You can run but you can't hide, little damsel. Credit: Getty

Fish that usually camouflage themselves among colourful coral reefs are losing their ability to hide from predators as corals are bleached by Earth's acidifying oceans.

Bleaching often leads to coral death, and is a stress response to two key factors: increasing ocean acidity, caused by uptake of carbon dioxide from the atmosphere, and a rise in ocean temperature. It's all too apparent that ecosystems near bleached corals tend to collapse, but the reasons why are not fully understood.

Some ecologists speculate that fish in bleached reefs simply move to areas where corals are still healthy, whereas others suggest that they succumb to increased predation as the corals provide less cover. To test these ideas, graduate student Darren Coker, of Australia's Centre of Excellence for Coral Reef Studies at James Cook University in Townsville, Queensland, and his colleagues have done laboratory experiments to test the effect of coral bleaching on predator evasion in reef fish.

This study is the first to show a direct link between coral bleaching, predator behaviour and prey-fish susceptibility. David Booth , University of Technology in Sydney, Australia.

The team filled aquaria with Pocillopora damicornis corals and added two species of damselfish (Pomacentrus moluccensis and Dascyllus aruanus) that like to hide around them.

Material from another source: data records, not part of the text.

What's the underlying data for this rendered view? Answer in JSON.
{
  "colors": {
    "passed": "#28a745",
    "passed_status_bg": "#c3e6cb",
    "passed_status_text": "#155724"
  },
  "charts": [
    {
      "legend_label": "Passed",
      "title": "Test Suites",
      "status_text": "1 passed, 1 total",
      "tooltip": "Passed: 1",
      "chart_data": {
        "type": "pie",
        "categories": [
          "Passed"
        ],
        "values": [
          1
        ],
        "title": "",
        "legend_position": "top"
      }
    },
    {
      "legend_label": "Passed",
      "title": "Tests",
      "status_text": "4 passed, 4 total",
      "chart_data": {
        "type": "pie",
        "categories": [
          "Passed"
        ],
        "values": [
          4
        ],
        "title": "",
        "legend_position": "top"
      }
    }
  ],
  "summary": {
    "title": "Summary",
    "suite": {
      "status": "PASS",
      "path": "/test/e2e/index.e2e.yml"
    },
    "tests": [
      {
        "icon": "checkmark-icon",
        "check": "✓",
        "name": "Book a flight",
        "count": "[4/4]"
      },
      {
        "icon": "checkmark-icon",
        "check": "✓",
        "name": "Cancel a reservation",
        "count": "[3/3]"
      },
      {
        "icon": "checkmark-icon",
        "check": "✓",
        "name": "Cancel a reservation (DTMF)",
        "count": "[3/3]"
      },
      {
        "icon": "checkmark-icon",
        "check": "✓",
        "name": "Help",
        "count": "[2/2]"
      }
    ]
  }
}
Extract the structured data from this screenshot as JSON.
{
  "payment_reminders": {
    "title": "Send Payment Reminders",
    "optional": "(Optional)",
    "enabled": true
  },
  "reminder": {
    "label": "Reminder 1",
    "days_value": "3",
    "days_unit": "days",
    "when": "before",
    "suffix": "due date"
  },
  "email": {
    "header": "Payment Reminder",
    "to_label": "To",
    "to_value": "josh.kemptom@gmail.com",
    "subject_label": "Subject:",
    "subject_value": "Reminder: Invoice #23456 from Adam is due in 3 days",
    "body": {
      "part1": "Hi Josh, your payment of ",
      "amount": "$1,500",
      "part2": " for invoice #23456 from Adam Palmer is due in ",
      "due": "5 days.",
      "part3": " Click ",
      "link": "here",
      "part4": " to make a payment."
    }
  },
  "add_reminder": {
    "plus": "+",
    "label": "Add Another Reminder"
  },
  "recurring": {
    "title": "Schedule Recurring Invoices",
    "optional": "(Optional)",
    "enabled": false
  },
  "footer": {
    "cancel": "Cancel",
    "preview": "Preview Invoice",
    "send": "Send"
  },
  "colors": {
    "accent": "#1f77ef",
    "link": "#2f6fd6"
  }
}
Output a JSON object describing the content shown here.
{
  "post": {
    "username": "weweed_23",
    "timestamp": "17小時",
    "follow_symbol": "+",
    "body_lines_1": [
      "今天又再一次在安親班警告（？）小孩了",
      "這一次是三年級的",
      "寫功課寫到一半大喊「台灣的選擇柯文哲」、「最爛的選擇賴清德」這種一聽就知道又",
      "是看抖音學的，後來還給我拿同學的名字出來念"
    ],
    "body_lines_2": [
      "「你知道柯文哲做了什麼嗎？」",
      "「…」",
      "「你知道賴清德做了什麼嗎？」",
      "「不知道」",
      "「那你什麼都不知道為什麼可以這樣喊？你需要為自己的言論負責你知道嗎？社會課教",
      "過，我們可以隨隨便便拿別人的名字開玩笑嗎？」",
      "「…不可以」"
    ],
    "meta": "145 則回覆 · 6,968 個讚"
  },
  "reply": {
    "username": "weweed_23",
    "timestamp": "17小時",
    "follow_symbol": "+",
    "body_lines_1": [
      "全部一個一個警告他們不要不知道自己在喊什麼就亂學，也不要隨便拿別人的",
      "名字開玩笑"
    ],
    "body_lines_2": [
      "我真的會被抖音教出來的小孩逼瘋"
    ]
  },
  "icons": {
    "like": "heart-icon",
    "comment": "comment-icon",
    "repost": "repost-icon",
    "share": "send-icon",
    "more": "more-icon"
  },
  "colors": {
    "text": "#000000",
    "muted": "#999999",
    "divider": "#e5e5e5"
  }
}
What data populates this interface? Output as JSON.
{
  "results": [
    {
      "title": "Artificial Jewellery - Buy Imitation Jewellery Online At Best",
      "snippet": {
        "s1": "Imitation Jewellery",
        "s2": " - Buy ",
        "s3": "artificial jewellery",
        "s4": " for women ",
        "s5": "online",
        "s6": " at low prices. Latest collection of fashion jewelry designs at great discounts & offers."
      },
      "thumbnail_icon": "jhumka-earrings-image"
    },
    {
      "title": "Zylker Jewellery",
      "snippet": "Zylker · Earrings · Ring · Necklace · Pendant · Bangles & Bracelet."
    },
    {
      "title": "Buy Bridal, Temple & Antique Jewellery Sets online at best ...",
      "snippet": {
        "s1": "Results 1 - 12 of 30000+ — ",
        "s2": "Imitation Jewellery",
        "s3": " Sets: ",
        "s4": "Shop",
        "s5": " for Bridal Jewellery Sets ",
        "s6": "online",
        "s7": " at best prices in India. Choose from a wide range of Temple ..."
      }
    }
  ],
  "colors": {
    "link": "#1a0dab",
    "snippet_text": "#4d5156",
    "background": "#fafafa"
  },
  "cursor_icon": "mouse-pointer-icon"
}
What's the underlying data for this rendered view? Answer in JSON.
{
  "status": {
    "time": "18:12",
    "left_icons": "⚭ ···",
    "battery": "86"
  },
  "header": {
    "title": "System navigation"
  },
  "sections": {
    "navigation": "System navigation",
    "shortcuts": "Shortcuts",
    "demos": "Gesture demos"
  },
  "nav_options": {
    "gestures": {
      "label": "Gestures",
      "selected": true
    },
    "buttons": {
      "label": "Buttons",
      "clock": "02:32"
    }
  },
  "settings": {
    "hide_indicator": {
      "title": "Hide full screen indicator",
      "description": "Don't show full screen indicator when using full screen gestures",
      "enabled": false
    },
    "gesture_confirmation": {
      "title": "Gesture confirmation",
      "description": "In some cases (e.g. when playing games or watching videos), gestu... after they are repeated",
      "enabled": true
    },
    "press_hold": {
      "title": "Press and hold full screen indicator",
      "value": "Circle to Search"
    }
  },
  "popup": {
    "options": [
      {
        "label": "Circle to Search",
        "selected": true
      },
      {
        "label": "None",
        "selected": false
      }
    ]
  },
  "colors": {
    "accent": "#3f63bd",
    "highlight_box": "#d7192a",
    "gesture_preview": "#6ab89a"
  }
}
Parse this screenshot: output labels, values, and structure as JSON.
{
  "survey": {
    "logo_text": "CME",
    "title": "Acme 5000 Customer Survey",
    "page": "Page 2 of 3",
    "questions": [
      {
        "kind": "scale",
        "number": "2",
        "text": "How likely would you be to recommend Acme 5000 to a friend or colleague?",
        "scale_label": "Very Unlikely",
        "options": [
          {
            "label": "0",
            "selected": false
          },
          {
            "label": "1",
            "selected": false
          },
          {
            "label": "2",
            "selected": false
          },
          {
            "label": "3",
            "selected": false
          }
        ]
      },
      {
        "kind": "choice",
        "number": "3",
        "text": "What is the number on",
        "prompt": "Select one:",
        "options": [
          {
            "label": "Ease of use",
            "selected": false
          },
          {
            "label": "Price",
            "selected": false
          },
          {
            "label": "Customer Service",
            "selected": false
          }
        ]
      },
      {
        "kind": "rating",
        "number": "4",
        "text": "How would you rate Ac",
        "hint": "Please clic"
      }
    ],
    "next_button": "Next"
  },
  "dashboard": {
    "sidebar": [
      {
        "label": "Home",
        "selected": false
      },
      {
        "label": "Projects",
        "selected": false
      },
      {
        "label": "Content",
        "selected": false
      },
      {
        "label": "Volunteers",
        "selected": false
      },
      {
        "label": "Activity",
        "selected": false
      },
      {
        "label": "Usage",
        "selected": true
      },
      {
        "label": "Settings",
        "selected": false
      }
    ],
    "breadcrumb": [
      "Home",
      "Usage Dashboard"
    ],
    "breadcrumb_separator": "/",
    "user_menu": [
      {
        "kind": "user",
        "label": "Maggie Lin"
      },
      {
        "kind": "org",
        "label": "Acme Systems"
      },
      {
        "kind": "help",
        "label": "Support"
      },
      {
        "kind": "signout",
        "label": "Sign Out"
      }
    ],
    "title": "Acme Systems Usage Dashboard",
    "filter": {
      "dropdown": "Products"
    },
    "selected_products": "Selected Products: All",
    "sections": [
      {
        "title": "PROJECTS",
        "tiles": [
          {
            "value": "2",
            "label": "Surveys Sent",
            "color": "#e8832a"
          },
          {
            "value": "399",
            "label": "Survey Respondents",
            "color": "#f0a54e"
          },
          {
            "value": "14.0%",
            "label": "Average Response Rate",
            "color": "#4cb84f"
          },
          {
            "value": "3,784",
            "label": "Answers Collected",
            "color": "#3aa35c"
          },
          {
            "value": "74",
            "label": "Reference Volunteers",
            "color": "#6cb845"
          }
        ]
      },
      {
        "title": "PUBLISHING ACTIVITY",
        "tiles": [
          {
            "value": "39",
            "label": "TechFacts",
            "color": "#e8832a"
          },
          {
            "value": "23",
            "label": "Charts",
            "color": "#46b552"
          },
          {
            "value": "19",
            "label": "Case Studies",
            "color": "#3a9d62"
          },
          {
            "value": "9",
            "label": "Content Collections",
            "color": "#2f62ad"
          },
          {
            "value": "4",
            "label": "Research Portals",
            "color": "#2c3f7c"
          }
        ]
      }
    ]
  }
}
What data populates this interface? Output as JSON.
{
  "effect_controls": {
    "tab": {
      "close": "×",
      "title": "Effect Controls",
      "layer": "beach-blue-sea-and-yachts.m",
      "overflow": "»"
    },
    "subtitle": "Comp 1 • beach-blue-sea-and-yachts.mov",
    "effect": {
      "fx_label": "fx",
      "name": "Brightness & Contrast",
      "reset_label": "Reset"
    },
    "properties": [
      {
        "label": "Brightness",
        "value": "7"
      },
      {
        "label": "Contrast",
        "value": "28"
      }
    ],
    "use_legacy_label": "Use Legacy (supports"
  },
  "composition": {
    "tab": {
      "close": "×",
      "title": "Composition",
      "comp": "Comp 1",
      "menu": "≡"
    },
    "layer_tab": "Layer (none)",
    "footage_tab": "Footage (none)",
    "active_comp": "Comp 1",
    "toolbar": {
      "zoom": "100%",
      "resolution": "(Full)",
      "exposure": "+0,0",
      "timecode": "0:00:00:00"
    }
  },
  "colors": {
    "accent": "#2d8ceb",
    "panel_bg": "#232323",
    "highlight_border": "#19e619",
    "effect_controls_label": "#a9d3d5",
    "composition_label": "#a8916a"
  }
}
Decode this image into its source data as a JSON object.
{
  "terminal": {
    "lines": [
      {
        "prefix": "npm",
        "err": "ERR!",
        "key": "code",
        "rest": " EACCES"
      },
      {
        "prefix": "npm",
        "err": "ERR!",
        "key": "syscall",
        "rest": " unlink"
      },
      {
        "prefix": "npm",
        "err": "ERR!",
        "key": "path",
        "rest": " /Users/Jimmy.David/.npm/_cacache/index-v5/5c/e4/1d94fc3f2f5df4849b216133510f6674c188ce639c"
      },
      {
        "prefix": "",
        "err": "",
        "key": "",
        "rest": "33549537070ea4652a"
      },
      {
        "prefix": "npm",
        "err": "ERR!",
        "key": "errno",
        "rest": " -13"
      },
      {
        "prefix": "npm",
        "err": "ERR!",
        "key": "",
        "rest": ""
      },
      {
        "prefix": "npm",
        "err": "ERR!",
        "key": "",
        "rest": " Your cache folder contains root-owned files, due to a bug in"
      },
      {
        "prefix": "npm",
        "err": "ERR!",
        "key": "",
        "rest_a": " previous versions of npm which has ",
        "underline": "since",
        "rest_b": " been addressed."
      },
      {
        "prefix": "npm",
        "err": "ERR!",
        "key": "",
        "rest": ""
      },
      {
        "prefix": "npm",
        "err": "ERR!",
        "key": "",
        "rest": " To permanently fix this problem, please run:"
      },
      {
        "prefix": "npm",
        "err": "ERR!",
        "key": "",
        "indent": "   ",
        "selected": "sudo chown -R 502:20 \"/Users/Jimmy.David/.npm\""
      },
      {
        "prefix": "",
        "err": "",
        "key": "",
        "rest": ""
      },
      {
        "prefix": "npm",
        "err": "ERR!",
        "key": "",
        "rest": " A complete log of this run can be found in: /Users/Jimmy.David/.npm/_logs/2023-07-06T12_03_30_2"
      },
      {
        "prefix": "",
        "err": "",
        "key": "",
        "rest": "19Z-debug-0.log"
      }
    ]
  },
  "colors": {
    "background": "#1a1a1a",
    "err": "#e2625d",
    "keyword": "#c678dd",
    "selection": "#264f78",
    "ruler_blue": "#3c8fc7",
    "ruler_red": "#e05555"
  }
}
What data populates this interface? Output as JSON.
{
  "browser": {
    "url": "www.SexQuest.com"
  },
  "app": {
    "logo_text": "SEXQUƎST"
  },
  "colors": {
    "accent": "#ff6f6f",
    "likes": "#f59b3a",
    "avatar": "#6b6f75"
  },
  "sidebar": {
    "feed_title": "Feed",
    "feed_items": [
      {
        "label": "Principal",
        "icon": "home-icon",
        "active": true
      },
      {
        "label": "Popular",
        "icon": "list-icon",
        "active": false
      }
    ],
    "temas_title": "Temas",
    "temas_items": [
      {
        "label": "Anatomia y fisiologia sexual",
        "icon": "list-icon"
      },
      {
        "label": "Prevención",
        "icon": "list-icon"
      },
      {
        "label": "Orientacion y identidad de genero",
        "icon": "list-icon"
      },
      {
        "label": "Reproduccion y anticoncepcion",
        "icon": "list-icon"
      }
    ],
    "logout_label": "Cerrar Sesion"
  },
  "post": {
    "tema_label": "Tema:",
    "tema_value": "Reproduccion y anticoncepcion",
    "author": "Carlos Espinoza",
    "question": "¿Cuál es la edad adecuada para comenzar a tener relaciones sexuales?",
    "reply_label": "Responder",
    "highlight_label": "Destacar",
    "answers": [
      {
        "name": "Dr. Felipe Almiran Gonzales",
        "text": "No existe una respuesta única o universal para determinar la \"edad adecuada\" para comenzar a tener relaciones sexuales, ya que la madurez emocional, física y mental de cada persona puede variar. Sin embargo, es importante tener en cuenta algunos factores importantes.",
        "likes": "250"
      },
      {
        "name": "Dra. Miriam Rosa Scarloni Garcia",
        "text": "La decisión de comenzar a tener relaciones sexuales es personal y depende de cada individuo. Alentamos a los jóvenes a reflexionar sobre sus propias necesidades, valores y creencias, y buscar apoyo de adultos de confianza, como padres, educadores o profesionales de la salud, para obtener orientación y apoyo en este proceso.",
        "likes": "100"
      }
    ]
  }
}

The corals were either healthy, bleached, recently dead from bleaching or long-dead and covered with thick green algae. After the damselfish had spent an hour acclimatizing to their surroundings, a predatory reef fish, the dottyback (Pseudochromis fuscus), was introduced into each aquarium for 75 hours.

The team report in the journal Behavioral Ecology1 that predation rates — the proportion of damselfish taken by the dottybacks — were 33% on bleached corals, 37% on recently dead corals and 42% on dead corals covered in algae. These figures contrast sharply with the 25% predation rate that took place in aquaria with healthy corals.

Coker and his colleagues believe that the increase in predation is linked to both the loss of camouflage and of hiding space for the damselfish. The initial bleaching probably makes the brightly coloured fish easier for the predators to see, explains Coker, so fish populations begin to suffer even before the coral is dead.

"Once coral colonies are dead, algae grow on and between the branches of the coral, occupying the available refuge spaces that the fish might normally shelter within," he says — explaining why predation continues to climb long after the corals perish.

"We always assumed that fish either moved somewhere else or were preyed upon after their coral homes died, but we did not know which was more likely," explains marine biologist Shaun Wilson, part of the wider research team at the Centre of Excellence for Coral Reef Studies, and not involved in the research.

"This study is the first to show a direct link between coral bleaching, predator behaviour and prey-fish susceptibility," adds marine ecologist David Booth at the University of Technology in Sydney, Australia.

The finding could ultimately guide conservation efforts too, says Booth. If predation really does damage fish populations near bleached coral, this could potentially be mitigated by reducing predator numbers through increased fishing activities, he suggests.